Our interest in alpacas began in 2008 when we went to the New England Coastal Classic Show in New Gloucester, Maine, Having bred Irish Setters for many years and attending shows, we thought this might be a fun thing to do on a Saturday. Little did we know how much fun it was going to be!
At this show we were lucky to meet someone who would eventually mentor us through the process. We want to emphasize how important it is to have a mentor. Please do not try to do this on your own. Having someone working with you who has "been there and done that" can save you many wasted hours (and dollars).
We were also fortunate to meet several successful breeders. Not only did we learn much about the animals themselves, but also about the BUSINESS of alpacas. This is very important if you want to make some money along the way.
The next step of our journey was the fun of visiting alpaca farms. We went to several farms in Maine and Ohio. Alpaca people love to talk about alpacas! Plan on at least 3 hours per farm visit. Ask lots of questons and take notes. We learned much about care, feeding and housing.
After all of this, we decided to take the plunge, get out our check book and buy alpacas!
There are at least two schools of thought on the initial purchase of alpacas. One is to start with less expensive animals and through selective, long term breeding, build quality genetic lines. The other is to start on the high end of the gene pool, pay more,and start the initial herd with higher quality animals. We decided on the second option.
The first suri alpacas we bought are from Ohio and are out of Sweetbriar's Crown Royal and SBS Crown Prince . They are beautiful. Great luster and fineness are their traits. We are also drawn to color.

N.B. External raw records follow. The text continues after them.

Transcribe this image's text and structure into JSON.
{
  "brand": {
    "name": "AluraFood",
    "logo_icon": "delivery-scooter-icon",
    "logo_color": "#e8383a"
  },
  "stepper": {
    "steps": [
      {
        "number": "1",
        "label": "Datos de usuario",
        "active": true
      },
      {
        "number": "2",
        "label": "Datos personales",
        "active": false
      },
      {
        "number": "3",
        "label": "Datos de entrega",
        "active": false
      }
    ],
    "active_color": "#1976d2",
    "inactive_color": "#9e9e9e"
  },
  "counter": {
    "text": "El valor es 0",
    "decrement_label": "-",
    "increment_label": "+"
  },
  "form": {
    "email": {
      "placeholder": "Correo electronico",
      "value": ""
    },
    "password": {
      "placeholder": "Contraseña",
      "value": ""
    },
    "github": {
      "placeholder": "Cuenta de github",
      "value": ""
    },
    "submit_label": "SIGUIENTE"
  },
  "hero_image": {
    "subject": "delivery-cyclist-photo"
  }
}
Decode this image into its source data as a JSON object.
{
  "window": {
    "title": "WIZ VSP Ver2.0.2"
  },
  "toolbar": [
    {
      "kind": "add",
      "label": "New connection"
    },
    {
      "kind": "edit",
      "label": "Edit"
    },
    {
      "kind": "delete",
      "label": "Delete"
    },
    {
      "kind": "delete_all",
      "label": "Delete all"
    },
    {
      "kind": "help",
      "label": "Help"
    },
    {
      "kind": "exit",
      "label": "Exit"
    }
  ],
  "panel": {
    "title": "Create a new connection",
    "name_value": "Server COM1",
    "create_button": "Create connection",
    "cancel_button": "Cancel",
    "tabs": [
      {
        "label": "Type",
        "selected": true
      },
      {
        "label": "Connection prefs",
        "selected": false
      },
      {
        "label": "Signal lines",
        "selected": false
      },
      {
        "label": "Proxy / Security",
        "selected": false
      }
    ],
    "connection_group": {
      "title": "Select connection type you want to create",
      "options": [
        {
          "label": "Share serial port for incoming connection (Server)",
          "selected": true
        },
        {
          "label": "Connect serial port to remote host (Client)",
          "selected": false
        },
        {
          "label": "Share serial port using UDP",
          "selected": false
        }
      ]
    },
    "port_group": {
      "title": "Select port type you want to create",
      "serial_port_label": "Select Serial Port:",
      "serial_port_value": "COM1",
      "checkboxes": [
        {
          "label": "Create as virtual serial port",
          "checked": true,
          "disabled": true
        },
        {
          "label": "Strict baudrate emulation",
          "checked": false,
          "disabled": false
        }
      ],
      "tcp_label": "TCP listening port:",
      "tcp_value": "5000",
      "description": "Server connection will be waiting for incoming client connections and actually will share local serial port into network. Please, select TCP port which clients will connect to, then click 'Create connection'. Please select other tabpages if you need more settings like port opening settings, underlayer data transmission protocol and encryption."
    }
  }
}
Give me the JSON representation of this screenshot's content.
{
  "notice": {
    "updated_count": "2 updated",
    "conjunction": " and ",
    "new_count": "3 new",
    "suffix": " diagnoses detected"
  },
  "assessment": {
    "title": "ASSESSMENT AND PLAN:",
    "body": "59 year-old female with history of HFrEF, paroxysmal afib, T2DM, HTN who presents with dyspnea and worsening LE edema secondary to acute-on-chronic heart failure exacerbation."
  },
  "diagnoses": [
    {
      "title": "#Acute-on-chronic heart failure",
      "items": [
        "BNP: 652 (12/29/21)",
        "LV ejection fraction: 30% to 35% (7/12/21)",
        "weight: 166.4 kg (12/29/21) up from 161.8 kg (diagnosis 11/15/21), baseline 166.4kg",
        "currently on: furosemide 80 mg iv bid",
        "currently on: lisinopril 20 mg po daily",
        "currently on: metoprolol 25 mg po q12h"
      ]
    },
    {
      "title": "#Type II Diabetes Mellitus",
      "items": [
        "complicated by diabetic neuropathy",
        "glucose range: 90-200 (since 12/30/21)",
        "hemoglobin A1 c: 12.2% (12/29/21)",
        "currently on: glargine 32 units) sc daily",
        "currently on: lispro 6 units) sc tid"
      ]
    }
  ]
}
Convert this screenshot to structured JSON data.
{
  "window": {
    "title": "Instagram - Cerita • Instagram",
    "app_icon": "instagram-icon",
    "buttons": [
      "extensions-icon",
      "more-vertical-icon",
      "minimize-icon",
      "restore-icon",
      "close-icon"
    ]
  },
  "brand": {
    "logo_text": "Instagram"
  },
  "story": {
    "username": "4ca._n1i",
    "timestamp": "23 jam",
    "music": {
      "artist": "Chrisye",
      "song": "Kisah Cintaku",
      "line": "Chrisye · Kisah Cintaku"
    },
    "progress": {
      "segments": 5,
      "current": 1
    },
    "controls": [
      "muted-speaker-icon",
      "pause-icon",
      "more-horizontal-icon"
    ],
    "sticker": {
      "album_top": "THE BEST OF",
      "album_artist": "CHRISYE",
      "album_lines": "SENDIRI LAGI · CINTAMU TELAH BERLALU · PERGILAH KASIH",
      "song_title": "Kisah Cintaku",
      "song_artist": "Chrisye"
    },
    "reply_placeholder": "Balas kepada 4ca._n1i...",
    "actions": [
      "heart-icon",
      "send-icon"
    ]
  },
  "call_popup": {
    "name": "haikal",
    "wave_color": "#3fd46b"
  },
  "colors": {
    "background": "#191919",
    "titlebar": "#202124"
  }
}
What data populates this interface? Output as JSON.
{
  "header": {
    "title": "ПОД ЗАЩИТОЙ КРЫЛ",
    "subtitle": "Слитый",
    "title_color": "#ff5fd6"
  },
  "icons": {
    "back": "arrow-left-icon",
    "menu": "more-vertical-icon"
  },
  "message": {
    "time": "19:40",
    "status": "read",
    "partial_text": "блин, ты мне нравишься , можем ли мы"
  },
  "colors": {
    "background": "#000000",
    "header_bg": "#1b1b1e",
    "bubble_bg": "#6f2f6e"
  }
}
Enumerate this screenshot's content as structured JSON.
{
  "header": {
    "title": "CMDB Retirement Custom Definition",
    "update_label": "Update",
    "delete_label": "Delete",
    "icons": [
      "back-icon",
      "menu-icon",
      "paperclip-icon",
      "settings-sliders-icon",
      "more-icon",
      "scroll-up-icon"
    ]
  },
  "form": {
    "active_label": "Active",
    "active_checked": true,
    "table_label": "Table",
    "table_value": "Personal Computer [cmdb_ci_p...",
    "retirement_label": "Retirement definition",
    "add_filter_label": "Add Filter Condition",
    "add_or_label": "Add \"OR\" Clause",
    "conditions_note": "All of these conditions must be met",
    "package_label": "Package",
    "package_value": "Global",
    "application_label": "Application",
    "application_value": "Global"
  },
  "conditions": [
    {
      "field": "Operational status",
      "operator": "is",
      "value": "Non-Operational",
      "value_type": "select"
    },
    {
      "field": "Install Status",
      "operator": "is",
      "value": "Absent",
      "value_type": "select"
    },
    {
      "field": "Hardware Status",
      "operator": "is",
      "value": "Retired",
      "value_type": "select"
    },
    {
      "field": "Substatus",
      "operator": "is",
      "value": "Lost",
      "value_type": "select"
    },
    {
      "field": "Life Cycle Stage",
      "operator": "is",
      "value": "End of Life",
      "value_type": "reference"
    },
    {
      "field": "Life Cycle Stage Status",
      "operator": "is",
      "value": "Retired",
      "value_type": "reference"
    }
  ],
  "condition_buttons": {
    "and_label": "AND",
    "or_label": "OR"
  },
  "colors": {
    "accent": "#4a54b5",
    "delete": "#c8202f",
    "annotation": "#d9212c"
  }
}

The fawns and brown colors of the 16 animals ( 3 "on the way") we own are more than we ever hoped for.
After buying the alpacas and having them moved to an area farm, we agisted them (boarded) during our barn construction.
Barn construction is a personal thing. It is based on your land configuration, size of herd and the obviously the amount you can pay. You do need to do much research as alpaca barns are unique in design compared to that of others ( cow or horse barns for example). Alpaca barns all need certain things regardless of size. They need to have good ventilation, roof extensions ( at least on one side) to provide shade, an area for feed storage,a watering area (we opted for automatic waterers, pricy but worth it) and a separate area for sick or quarantined animals. Also a walk-on scale for regular weighing is important as weight gain or loss can indicate certain health problems.
Alpacas are easy to take care of as long as you provide shade in the summer, a place to get out of the wind in the winter, good hay (preferably orchard grass), plenty of water and a clean place to walk in (no poop).
Now we have a barn and fenced in lush pastures. The fencing includes a 5' no-climb fence and a 6' deer fence. In our area of Gray, Maine we have coyotes and deer so we need extra protection. We opted for a double fence system as our property borders homes that have small children. This prevented us from having an electric fence. It is very important to fence properly! It is a big expense but needs to be done very well.
Well that's where we are at the present time. Check out our pictures to see further progress. There is certainly more to come!! Please e-mail or call with any comments or questions. We love talking ALPACA!
Carol and John Furman